• _WORK INSTRUCTION_
From the entries below, copy each line in which the word "options" occurs.

• _EXTRACTED ENTRIES_
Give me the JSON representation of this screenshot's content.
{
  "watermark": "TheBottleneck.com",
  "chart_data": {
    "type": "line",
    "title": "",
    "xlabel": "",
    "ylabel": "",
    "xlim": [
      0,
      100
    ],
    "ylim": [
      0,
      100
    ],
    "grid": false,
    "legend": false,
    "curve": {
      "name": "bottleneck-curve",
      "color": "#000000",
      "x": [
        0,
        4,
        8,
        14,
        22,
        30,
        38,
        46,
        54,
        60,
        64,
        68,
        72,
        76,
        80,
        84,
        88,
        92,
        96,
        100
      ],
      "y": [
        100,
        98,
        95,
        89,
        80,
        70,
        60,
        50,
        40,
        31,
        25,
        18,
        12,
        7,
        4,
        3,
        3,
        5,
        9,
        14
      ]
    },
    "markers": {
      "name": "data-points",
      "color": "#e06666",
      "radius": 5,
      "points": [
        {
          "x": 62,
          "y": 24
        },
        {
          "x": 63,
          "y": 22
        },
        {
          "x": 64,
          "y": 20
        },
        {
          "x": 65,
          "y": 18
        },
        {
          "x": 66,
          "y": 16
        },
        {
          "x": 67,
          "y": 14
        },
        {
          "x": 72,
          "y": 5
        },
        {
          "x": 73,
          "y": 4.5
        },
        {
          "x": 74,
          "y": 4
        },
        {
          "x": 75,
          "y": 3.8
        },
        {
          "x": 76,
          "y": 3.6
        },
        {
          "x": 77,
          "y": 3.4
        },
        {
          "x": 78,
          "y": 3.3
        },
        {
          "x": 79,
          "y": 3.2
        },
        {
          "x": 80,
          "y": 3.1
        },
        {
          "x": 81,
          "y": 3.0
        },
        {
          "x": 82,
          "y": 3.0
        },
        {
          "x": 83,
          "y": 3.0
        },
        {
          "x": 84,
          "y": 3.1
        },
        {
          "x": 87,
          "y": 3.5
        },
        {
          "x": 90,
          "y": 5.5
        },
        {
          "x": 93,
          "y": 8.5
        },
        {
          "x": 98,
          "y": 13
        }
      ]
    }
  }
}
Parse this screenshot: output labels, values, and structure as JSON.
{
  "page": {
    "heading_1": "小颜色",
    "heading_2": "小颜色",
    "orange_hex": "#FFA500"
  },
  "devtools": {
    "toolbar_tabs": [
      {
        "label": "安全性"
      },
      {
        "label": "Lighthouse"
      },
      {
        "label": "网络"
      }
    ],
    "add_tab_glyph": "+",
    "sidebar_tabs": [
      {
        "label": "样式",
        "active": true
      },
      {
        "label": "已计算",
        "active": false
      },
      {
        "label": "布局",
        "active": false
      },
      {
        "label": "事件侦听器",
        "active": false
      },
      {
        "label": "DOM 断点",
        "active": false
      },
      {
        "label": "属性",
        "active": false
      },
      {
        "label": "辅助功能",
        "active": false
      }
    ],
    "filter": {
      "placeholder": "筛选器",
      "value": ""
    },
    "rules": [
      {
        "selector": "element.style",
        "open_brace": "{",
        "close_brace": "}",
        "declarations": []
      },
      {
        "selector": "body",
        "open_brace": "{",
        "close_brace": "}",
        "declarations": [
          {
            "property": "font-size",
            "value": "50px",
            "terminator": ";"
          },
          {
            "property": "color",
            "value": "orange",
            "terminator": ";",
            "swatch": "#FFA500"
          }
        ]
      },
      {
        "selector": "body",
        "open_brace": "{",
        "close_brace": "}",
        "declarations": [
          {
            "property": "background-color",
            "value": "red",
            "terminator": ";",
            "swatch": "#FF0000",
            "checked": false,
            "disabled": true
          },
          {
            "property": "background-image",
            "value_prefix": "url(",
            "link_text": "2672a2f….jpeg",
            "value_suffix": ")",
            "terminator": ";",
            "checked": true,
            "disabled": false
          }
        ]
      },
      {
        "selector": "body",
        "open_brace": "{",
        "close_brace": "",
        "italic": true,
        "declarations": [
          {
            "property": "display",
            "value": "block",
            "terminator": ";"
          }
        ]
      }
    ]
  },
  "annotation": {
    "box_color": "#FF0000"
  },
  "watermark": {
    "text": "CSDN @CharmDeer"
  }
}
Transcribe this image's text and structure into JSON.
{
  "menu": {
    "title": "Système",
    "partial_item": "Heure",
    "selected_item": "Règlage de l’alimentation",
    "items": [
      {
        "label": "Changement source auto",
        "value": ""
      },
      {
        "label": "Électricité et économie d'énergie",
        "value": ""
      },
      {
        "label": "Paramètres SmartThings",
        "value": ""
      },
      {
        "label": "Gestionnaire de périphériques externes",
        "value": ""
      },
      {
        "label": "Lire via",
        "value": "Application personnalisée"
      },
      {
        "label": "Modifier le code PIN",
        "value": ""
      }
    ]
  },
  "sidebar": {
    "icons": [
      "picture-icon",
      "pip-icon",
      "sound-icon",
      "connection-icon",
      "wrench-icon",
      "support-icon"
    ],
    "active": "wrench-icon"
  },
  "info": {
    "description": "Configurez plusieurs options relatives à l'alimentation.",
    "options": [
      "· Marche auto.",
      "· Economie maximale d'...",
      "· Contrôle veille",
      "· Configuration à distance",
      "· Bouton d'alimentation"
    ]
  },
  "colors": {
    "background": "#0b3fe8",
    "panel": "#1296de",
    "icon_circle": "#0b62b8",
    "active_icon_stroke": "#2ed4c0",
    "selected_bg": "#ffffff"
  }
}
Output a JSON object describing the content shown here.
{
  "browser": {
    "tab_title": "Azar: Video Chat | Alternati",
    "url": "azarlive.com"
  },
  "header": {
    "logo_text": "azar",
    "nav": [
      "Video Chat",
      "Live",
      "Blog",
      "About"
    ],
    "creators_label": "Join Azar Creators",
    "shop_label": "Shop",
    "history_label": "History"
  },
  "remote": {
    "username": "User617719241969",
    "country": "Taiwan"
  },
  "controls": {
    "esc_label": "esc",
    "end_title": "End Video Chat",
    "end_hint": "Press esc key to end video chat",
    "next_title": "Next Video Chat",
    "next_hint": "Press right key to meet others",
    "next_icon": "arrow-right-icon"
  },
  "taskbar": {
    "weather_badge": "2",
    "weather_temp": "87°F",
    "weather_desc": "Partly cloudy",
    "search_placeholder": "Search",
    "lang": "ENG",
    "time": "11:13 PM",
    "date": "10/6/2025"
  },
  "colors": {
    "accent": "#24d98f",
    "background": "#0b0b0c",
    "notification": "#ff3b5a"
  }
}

• _REPLY_
    "description": "Configurez plusieurs options relatives à l'alimentation.",
    "options": [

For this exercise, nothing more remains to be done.